=== Begin Enclosure ===

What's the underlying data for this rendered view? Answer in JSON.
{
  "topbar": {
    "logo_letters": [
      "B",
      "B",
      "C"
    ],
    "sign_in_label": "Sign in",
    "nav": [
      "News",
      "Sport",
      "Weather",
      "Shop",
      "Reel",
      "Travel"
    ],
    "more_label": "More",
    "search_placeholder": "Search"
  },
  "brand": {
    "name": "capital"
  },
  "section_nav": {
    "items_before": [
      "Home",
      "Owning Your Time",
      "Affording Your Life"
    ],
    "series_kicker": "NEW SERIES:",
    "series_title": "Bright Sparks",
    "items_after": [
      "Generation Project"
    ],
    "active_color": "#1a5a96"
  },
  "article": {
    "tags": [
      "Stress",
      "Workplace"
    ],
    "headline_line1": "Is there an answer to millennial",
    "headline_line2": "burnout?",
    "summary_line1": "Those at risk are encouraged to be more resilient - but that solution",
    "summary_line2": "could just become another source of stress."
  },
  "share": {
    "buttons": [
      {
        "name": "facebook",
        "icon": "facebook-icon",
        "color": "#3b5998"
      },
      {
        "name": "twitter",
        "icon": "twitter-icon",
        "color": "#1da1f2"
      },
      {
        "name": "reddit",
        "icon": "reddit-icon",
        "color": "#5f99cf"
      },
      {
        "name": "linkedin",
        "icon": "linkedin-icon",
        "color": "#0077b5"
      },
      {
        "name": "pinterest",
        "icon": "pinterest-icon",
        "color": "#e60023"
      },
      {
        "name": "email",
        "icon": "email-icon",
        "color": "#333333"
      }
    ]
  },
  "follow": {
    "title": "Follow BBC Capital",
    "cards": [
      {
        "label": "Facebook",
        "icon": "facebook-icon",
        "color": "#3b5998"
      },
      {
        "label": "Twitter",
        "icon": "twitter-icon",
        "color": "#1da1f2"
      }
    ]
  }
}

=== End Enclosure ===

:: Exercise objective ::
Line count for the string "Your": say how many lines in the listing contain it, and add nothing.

:: Result below ::
2